Sunday, November 19, 2006

Grain-Free Gourmet by Jodie Bager and Jenny Lass

I was very excited to find this cookbook at my local library, since grains are pretty much off the menu for me. However, I haven't ended up trying any of the recipes. The cookbook is geared toward something called the "Specific Carbohydrate Diet" which I was not previously familiar with, and seems oddly named given that people on this diet are not really encouraged to eat any carbs at all aside from those found in fruit. The diet excludes grains, starches, sugar, and lactose. While there are many interesting recipes in here, most of them seem to depend on cheese (which is another food I can't eat - and doesn't really make a lot of sense to me in the context of a lactose-free diet, though the authors claim that cheese is "very low in lactose") and almond flour for baking (which is ludicrously expensive - the authors happen to sell it online for $7 a pound).

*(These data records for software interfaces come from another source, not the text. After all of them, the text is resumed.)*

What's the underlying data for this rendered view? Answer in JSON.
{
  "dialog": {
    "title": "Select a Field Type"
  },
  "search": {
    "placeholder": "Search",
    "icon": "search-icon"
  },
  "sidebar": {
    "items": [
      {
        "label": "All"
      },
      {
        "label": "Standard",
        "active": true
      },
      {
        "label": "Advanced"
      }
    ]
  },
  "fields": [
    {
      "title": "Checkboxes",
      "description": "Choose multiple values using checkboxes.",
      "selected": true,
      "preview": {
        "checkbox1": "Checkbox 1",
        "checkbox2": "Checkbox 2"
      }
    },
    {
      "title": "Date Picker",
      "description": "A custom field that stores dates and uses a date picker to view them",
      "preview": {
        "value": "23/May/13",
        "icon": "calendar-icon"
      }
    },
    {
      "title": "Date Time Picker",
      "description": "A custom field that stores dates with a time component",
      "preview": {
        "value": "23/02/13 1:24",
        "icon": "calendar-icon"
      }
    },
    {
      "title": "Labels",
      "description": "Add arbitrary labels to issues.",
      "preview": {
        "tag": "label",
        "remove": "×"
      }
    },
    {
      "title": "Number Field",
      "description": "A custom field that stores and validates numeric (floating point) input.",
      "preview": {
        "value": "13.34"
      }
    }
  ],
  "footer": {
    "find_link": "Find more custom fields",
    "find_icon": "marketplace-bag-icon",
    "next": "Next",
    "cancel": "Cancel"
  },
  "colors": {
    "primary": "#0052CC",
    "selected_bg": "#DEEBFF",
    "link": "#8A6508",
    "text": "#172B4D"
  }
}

If I could buy almond flour in very small quantities, I might consider occasionally using some of these recipes on special occasions if I wanted to bake a pie or something, but given there are far cheaper alternatives to almond flour (such as a mixture of garbanzo and tapioca flour, which we used to make a very decent pie crust on my birthday) I don't really see the point.

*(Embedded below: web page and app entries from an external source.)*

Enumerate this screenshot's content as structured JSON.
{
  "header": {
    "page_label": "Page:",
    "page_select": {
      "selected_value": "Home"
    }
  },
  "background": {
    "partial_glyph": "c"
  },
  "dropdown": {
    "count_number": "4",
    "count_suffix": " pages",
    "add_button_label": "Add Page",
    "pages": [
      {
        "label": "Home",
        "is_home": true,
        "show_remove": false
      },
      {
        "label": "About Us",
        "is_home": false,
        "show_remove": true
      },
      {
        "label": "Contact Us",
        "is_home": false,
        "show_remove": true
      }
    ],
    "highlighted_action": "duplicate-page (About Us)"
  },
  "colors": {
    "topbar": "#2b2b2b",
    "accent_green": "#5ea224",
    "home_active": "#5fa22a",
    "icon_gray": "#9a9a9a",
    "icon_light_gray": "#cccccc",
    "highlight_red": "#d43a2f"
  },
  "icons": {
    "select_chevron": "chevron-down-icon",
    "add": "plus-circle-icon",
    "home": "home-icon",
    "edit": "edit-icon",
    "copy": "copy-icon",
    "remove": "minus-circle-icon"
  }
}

Saturday, November 18, 2006

Ten Big Ones by Janet Evanovich

In between fittings for her upcoming role as a bridesmaid, Stephanie is being pursued by a local gang who aren't too happy with her. Concerned about the safety of her family and friends, Stephanie seeks out a safe place to live while she continues being the clumsiest bounty hunter in New Jersey.

Another amusing episode in Stephanie's life, from the active imagination of Janet Evanovich.

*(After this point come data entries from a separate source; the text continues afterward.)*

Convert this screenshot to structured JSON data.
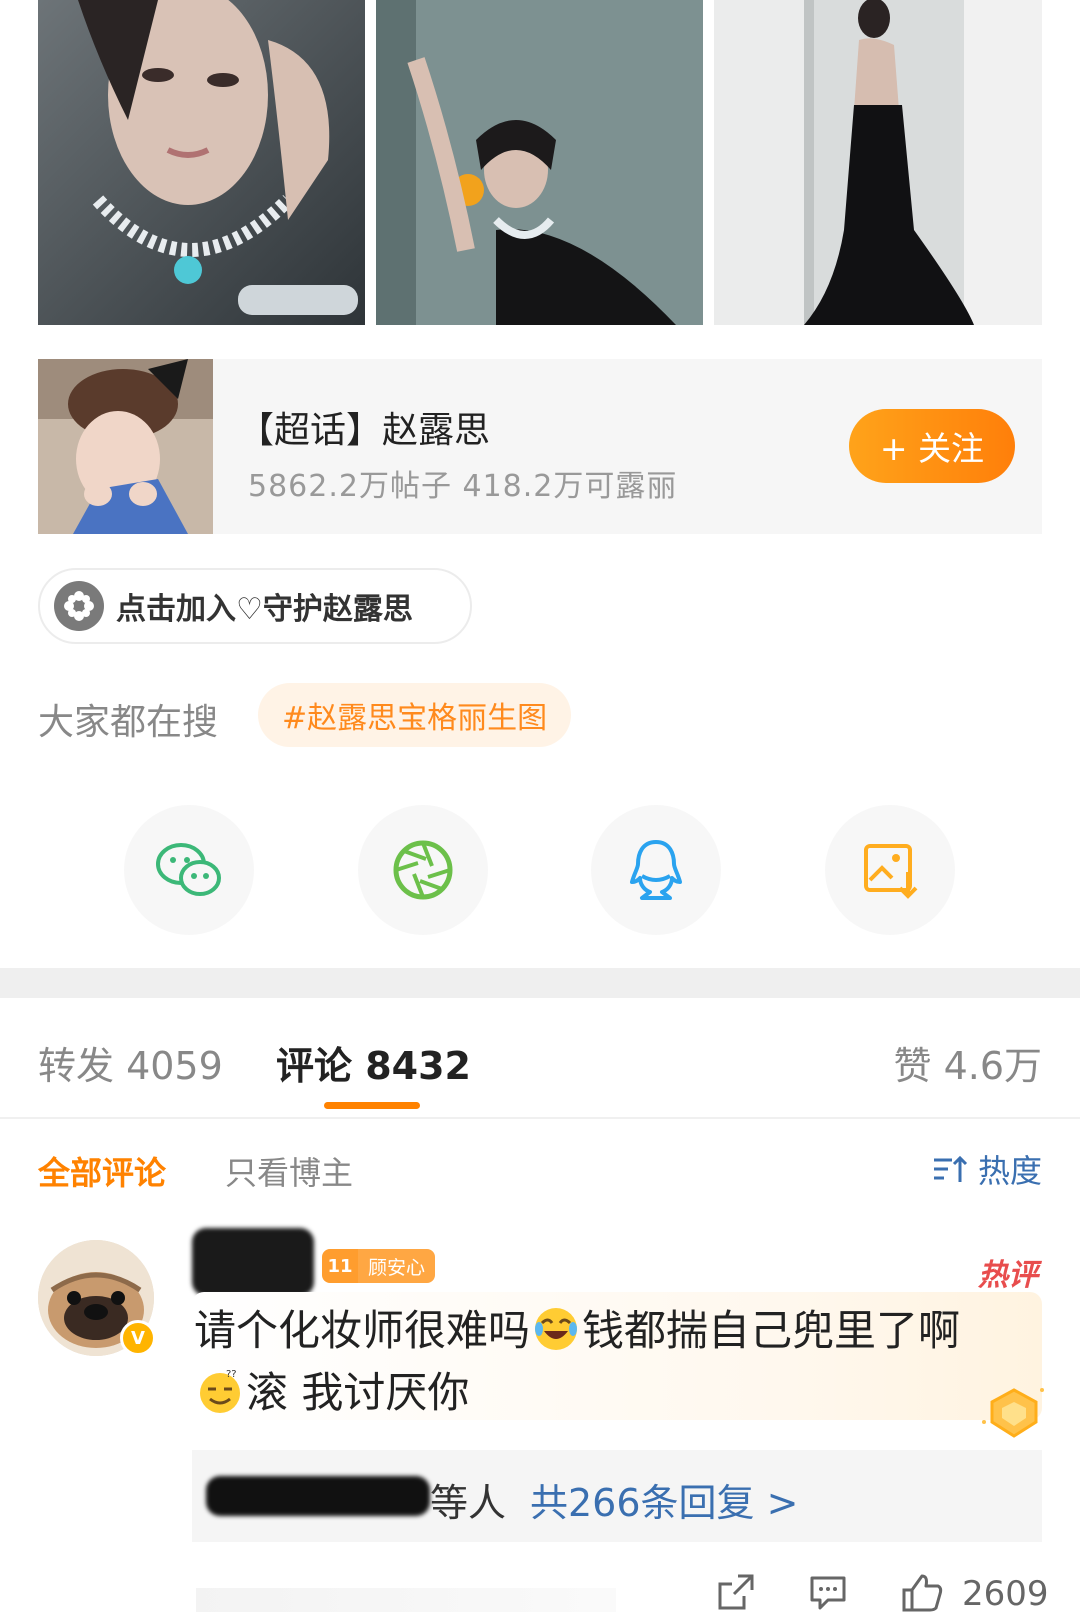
{
  "topic": {
    "title": "【超话】赵露思",
    "stats": "5862.2万帖子 418.2万可露丽",
    "follow_label": "+ 关注"
  },
  "join": {
    "label": "点击加入♡守护赵露思"
  },
  "search": {
    "label": "大家都在搜",
    "tag": "#赵露思宝格丽生图"
  },
  "share": {
    "icons": [
      "wechat-icon",
      "moments-icon",
      "qq-icon",
      "save-image-icon"
    ],
    "colors": {
      "wechat": "#3cb878",
      "moments": "#6cc04a",
      "qq": "#2aa3ef",
      "save": "#ffad1f"
    }
  },
  "tabs": {
    "repost": "转发 4059",
    "comments": "评论 8432",
    "likes": "赞 4.6万"
  },
  "filters": {
    "all": "全部评论",
    "owner_only": "只看博主",
    "sort": "热度"
  },
  "comment": {
    "fan_level": "11",
    "fan_badge": "顾安心",
    "hot_label": "热评",
    "text_part1": "请个化妆师很难吗",
    "text_part2": "钱都揣自己兜里了啊",
    "text_part3": "滚 我讨厌你",
    "verified_mark": "V",
    "reply_who": "等人",
    "reply_count": "共266条回复 >",
    "like_count": "2609"
  },
  "colors": {
    "accent": "#ff8200",
    "link": "#3a6fb0",
    "hot": "#e84d4d"
  }
}
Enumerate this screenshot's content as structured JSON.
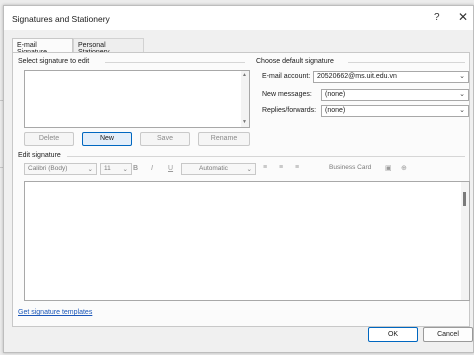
{
  "dialog": {
    "title": "Signatures and Stationery",
    "help_glyph": "?",
    "close_glyph": "✕"
  },
  "tabs": [
    {
      "label": "E-mail Signature",
      "active": true
    },
    {
      "label": "Personal Stationery",
      "active": false
    }
  ],
  "select_signature": {
    "label": "Select signature to edit",
    "items": []
  },
  "signature_buttons": {
    "delete": "Delete",
    "new": "New",
    "save": "Save",
    "rename": "Rename"
  },
  "default_signature": {
    "label": "Choose default signature",
    "email_account_label": "E-mail account:",
    "email_account_value": "20520662@ms.uit.edu.vn",
    "new_messages_label": "New messages:",
    "new_messages_value": "(none)",
    "replies_label": "Replies/forwards:",
    "replies_value": "(none)"
  },
  "edit_signature": {
    "label": "Edit signature",
    "font": "Calibri (Body)",
    "size": "11",
    "bold": "B",
    "italic": "I",
    "underline": "U",
    "color": "Automatic",
    "business_card": "Business Card"
  },
  "footer": {
    "templates_link": "Get signature templates",
    "ok": "OK",
    "cancel": "Cancel"
  },
  "colors": {
    "accent": "#0067c0",
    "link": "#1a56b8"
  }
}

Tuesday, November 14, 2006

To the Nines by Janet Evanovich

Janet Evanovich continues her exploration of other "non-bail" types of bonds in this fluffy, enjoyable book. Stephanie Plum's cousin Vinnie is hoping she can rescue his reputation when an Indian man Vinnie bonded on a temporary work visa goes missing. It's Stephanie's job to track down Samuel Singh, making sure he leaves the country when his visa is up. Of course, nothing is ever simple in this series, so along the way Stephanie finds herself embroiled in the usual dark and sinister circumstances with nasty people, dead bodies and kidnappings - and of course, lots of sex, gunfire, and comic relief. There's even a bonus trip to Vegas!

Wednesday, November 08, 2006

Hard Eight by Janet Evanovich

OK, I know it says that I'm reading The Sea in the sidebar. I'm just taking a little detour here because this Stephanie Plum series is the perfect antidote to midterm exam stress.

In Hard Eight, Stephanie is hired by Mabel, an elderly family friend, to track down a missing single mother and her young daughter. Mabel's house is on the line: she agreed that it could be used as collateral for a custody bond for her little great-granddaughter, never dreaming that the child's vindictive father would need to cash in on the bond. As Stephanie hunts down the missing people, she finds herself pursued by a really nasty guy called Eddie Abruzzi and his henchmen, who love to dress up in costumes while they're putting Stephanie's life in danger. Meanwhile, Stephanie's love life is heating up, and the explosive fun that I missed in Seven Up is back.

It might just be pre-exam delirium, but this book made me laugh so hard I could hardly take a breath. There's a scene in Hard Eight that was nearly as funny as the dildo scene in John Irving's A Son of the Circus (a scene which tempted me to put a paper bag over my head because I seriously thought I was going to hyperventilate if I laughed any harder).

Wednesday, November 01, 2006

Body Double by Tess Gerritsen

I really like Tess's blog, and read it regularly, so I thought I'd give one of her books a try. I have to admit that I had limited success. Why? Well, to put it briefly, this book scared the crap out of me.

And I only read the prologue!

Sorry, Tess - your thriller-writing abilities are just too good for this scaredy-cat.